### [RECORDS PROVIDED]
»»

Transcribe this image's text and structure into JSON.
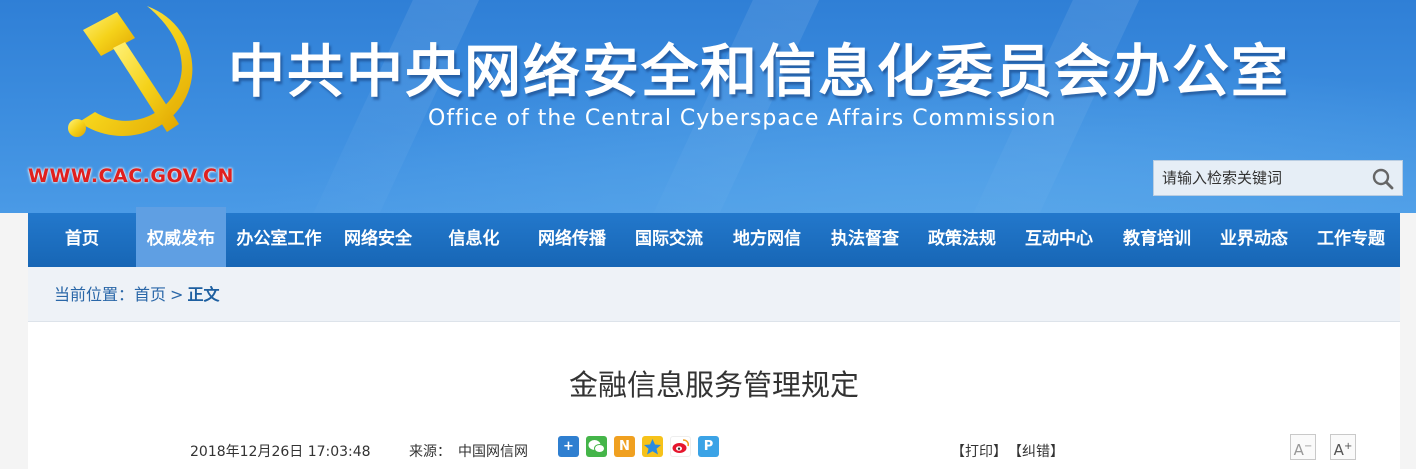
{
  "header": {
    "title_cn": "中共中央网络安全和信息化委员会办公室",
    "title_en": "Office of the Central Cyberspace Affairs Commission",
    "site_url": "WWW.CAC.GOV.CN",
    "emblem_icon": "party-emblem-icon"
  },
  "search": {
    "placeholder": "请输入检索关键词",
    "icon": "search-icon"
  },
  "nav": {
    "items": [
      {
        "label": "首页"
      },
      {
        "label": "权威发布"
      },
      {
        "label": "办公室工作"
      },
      {
        "label": "网络安全"
      },
      {
        "label": "信息化"
      },
      {
        "label": "网络传播"
      },
      {
        "label": "国际交流"
      },
      {
        "label": "地方网信"
      },
      {
        "label": "执法督查"
      },
      {
        "label": "政策法规"
      },
      {
        "label": "互动中心"
      },
      {
        "label": "教育培训"
      },
      {
        "label": "业界动态"
      },
      {
        "label": "工作专题"
      }
    ],
    "active_index": 1
  },
  "breadcrumb": {
    "prefix": "当前位置：",
    "home": "首页",
    "separator": ">",
    "current": "正文"
  },
  "article": {
    "title": "金融信息服务管理规定",
    "date": "2018年12月26日 17:03:48",
    "source_label": "来源：",
    "source": "中国网信网",
    "share_icons": [
      "share-plus-icon",
      "wechat-icon",
      "n-icon",
      "qzone-icon",
      "weibo-icon",
      "p-icon"
    ],
    "print_label": "【打印】",
    "correction_label": "【纠错】",
    "font_decrease": "A",
    "font_increase": "A"
  },
  "colors": {
    "banner_blue": "#3e8fe0",
    "nav_blue": "#1766b5",
    "nav_active": "#5f9fe3",
    "url_red": "#e0201e",
    "emblem_gold": "#f5d21a"
  }
}
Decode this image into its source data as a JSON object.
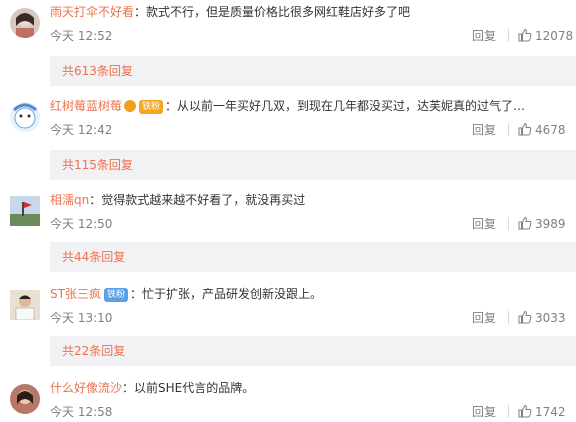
{
  "comments": [
    {
      "username": "雨天打伞不好看",
      "badge": "",
      "text": "：款式不行，但是质量价格比很多网红鞋店好多了吧",
      "time": "今天 12:52",
      "reply_label": "回复",
      "likes": "12078",
      "more_replies": "共613条回复",
      "avatar_icon": "avatar-girl"
    },
    {
      "username": "红树莓蓝树莓",
      "badge": "铁粉",
      "text": "：从以前一年买好几双，到现在几年都没买过，达芙妮真的过气了…",
      "time": "今天 12:42",
      "reply_label": "回复",
      "likes": "4678",
      "more_replies": "共115条回复",
      "avatar_icon": "avatar-cartoon"
    },
    {
      "username": "相濡qn",
      "badge": "",
      "text": "：觉得款式越来越不好看了，就没再买过",
      "time": "今天 12:50",
      "reply_label": "回复",
      "likes": "3989",
      "more_replies": "共44条回复",
      "avatar_icon": "avatar-landscape"
    },
    {
      "username": "ST张三疯",
      "badge": "铁粉",
      "text": "：忙于扩张，产品研发创新没跟上。",
      "time": "今天 13:10",
      "reply_label": "回复",
      "likes": "3033",
      "more_replies": "共22条回复",
      "avatar_icon": "avatar-person"
    },
    {
      "username": "什么好像流沙",
      "badge": "",
      "text": "：以前SHE代言的品牌。",
      "time": "今天 12:58",
      "reply_label": "回复",
      "likes": "1742",
      "avatar_icon": "avatar-photo"
    }
  ],
  "colors": {
    "username": "#eb7350",
    "text": "#333333",
    "meta": "#808080",
    "more_bg": "#f2f2f5",
    "badge_gold": "#f5a623",
    "badge_blue": "#5aa0e6"
  }
}
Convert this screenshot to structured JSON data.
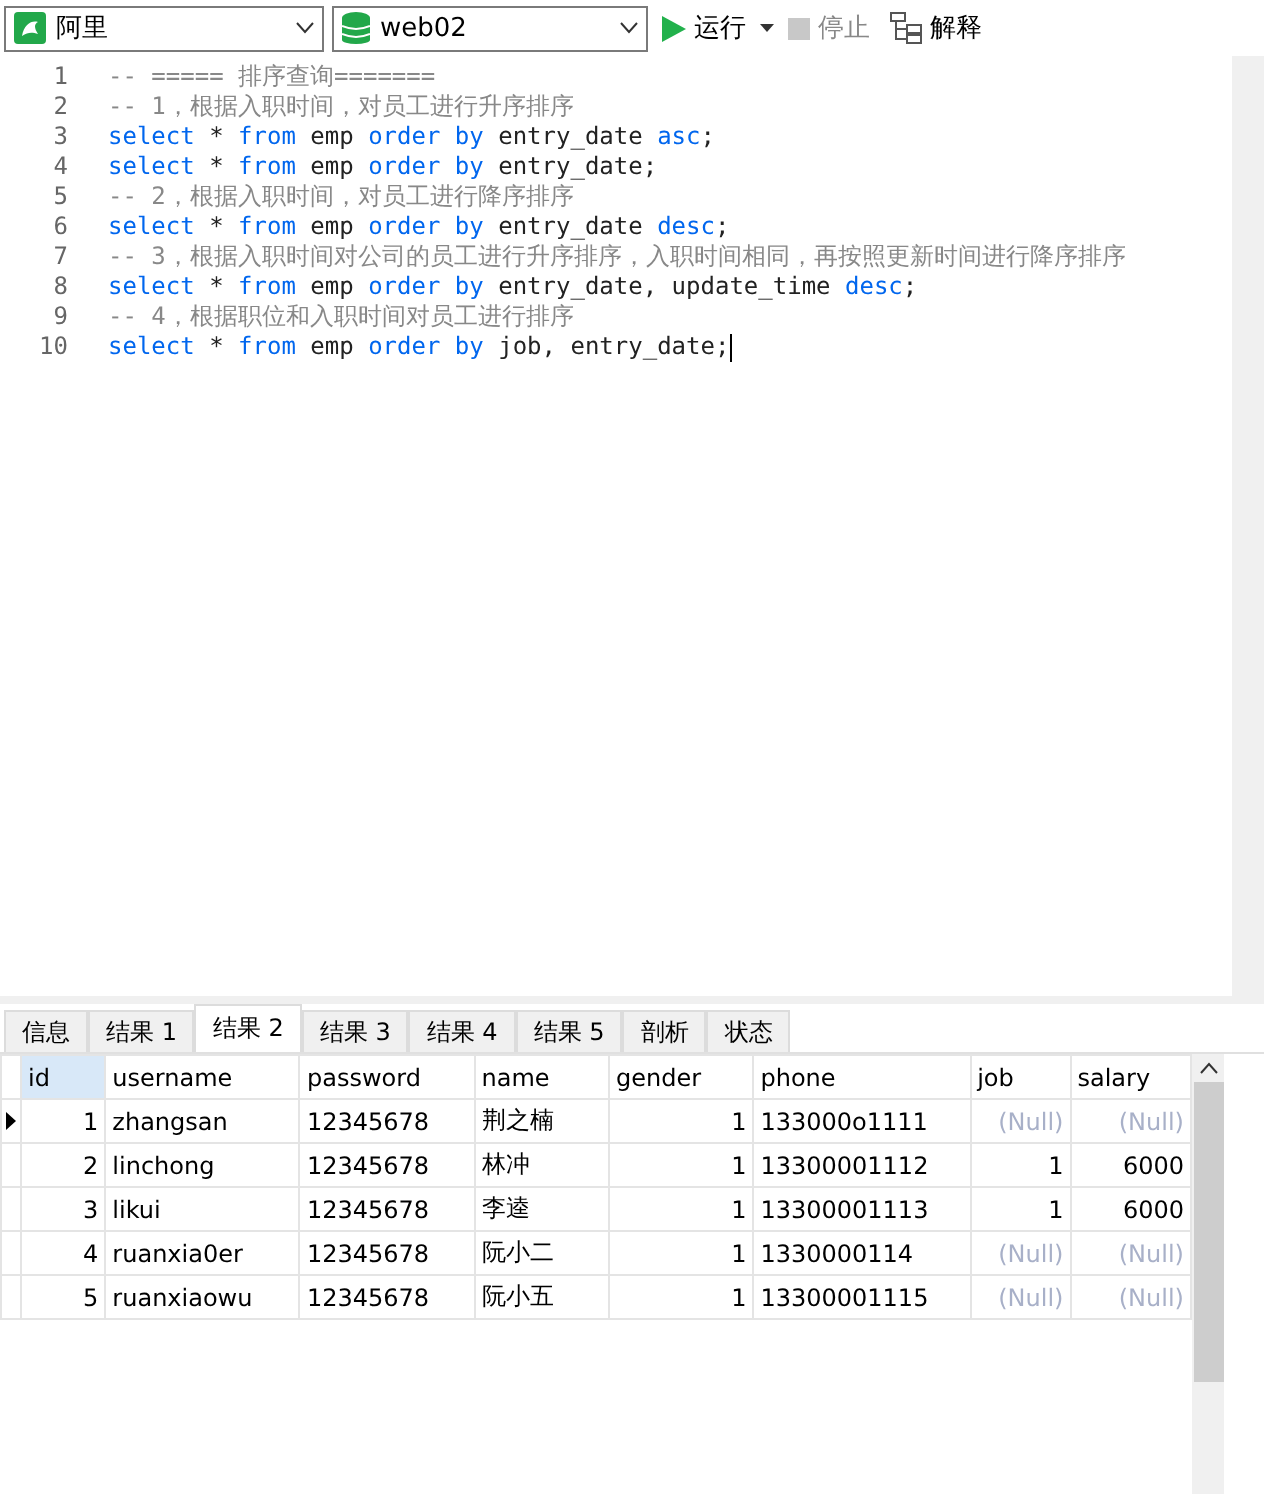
{
  "toolbar": {
    "connection": "阿里",
    "database": "web02",
    "buttons": [
      {
        "kind": "run",
        "label": "运行",
        "disabled": false
      },
      {
        "kind": "stop",
        "label": "停止",
        "disabled": true
      },
      {
        "kind": "explain",
        "label": "解释",
        "disabled": false
      }
    ]
  },
  "editor": {
    "lines": [
      {
        "number": "1",
        "tokens": [
          {
            "kind": "comment",
            "text": "-- ===== 排序查询======="
          }
        ]
      },
      {
        "number": "2",
        "tokens": [
          {
            "kind": "comment",
            "text": "-- 1，根据入职时间，对员工进行升序排序"
          }
        ]
      },
      {
        "number": "3",
        "tokens": [
          {
            "kind": "keyword",
            "text": "select"
          },
          {
            "kind": "plain",
            "text": " * "
          },
          {
            "kind": "keyword",
            "text": "from"
          },
          {
            "kind": "plain",
            "text": " emp "
          },
          {
            "kind": "keyword",
            "text": "order by"
          },
          {
            "kind": "plain",
            "text": " entry_date "
          },
          {
            "kind": "keyword",
            "text": "asc"
          },
          {
            "kind": "plain",
            "text": ";"
          }
        ]
      },
      {
        "number": "4",
        "tokens": [
          {
            "kind": "keyword",
            "text": "select"
          },
          {
            "kind": "plain",
            "text": " * "
          },
          {
            "kind": "keyword",
            "text": "from"
          },
          {
            "kind": "plain",
            "text": " emp "
          },
          {
            "kind": "keyword",
            "text": "order by"
          },
          {
            "kind": "plain",
            "text": " entry_date;"
          }
        ]
      },
      {
        "number": "5",
        "tokens": [
          {
            "kind": "comment",
            "text": "-- 2，根据入职时间，对员工进行降序排序"
          }
        ]
      },
      {
        "number": "6",
        "tokens": [
          {
            "kind": "keyword",
            "text": "select"
          },
          {
            "kind": "plain",
            "text": " * "
          },
          {
            "kind": "keyword",
            "text": "from"
          },
          {
            "kind": "plain",
            "text": " emp "
          },
          {
            "kind": "keyword",
            "text": "order by"
          },
          {
            "kind": "plain",
            "text": " entry_date "
          },
          {
            "kind": "keyword",
            "text": "desc"
          },
          {
            "kind": "plain",
            "text": ";"
          }
        ]
      },
      {
        "number": "7",
        "tokens": [
          {
            "kind": "comment",
            "text": "-- 3，根据入职时间对公司的员工进行升序排序，入职时间相同，再按照更新时间进行降序排序"
          }
        ]
      },
      {
        "number": "8",
        "tokens": [
          {
            "kind": "keyword",
            "text": "select"
          },
          {
            "kind": "plain",
            "text": " * "
          },
          {
            "kind": "keyword",
            "text": "from"
          },
          {
            "kind": "plain",
            "text": " emp "
          },
          {
            "kind": "keyword",
            "text": "order by"
          },
          {
            "kind": "plain",
            "text": " entry_date, update_time "
          },
          {
            "kind": "keyword",
            "text": "desc"
          },
          {
            "kind": "plain",
            "text": ";"
          }
        ]
      },
      {
        "number": "9",
        "tokens": [
          {
            "kind": "comment",
            "text": "-- 4，根据职位和入职时间对员工进行排序"
          }
        ]
      },
      {
        "number": "10",
        "cursor": true,
        "tokens": [
          {
            "kind": "keyword",
            "text": "select"
          },
          {
            "kind": "plain",
            "text": " * "
          },
          {
            "kind": "keyword",
            "text": "from"
          },
          {
            "kind": "plain",
            "text": " emp "
          },
          {
            "kind": "keyword",
            "text": "order by"
          },
          {
            "kind": "plain",
            "text": " job, entry_date;"
          }
        ]
      }
    ]
  },
  "result_tabs": [
    {
      "label": "信息",
      "selected": false
    },
    {
      "label": "结果 1",
      "selected": false
    },
    {
      "label": "结果 2",
      "selected": true
    },
    {
      "label": "结果 3",
      "selected": false
    },
    {
      "label": "结果 4",
      "selected": false
    },
    {
      "label": "结果 5",
      "selected": false
    },
    {
      "label": "剖析",
      "selected": false
    },
    {
      "label": "状态",
      "selected": false
    }
  ],
  "table": {
    "columns": [
      {
        "label": "id",
        "kind": "number",
        "selected": true
      },
      {
        "label": "username",
        "kind": "text",
        "selected": false
      },
      {
        "label": "password",
        "kind": "text",
        "selected": false
      },
      {
        "label": "name",
        "kind": "text",
        "selected": false
      },
      {
        "label": "gender",
        "kind": "number",
        "selected": false
      },
      {
        "label": "phone",
        "kind": "text",
        "selected": false
      },
      {
        "label": "job",
        "kind": "number",
        "selected": false
      },
      {
        "label": "salary",
        "kind": "number",
        "selected": false
      }
    ],
    "rows": [
      {
        "current": true,
        "cells": [
          "1",
          "zhangsan",
          "12345678",
          "荆之楠",
          "1",
          "133000o1111",
          {
            "text": "(Null)",
            "null": true
          },
          {
            "text": "(Null)",
            "null": true
          }
        ]
      },
      {
        "current": false,
        "cells": [
          "2",
          "linchong",
          "12345678",
          "林冲",
          "1",
          "13300001112",
          "1",
          "6000"
        ]
      },
      {
        "current": false,
        "cells": [
          "3",
          "likui",
          "12345678",
          "李逵",
          "1",
          "13300001113",
          "1",
          "6000"
        ]
      },
      {
        "current": false,
        "cells": [
          "4",
          "ruanxia0er",
          "12345678",
          "阮小二",
          "1",
          "1330000114",
          {
            "text": "(Null)",
            "null": true
          },
          {
            "text": "(Null)",
            "null": true
          }
        ]
      },
      {
        "current": false,
        "cells": [
          "5",
          "ruanxiaowu",
          "12345678",
          "阮小五",
          "1",
          "13300001115",
          {
            "text": "(Null)",
            "null": true
          },
          {
            "text": "(Null)",
            "null": true
          }
        ]
      }
    ]
  }
}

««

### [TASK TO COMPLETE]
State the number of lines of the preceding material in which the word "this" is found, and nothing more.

### [EXPECTED ANSWER]
3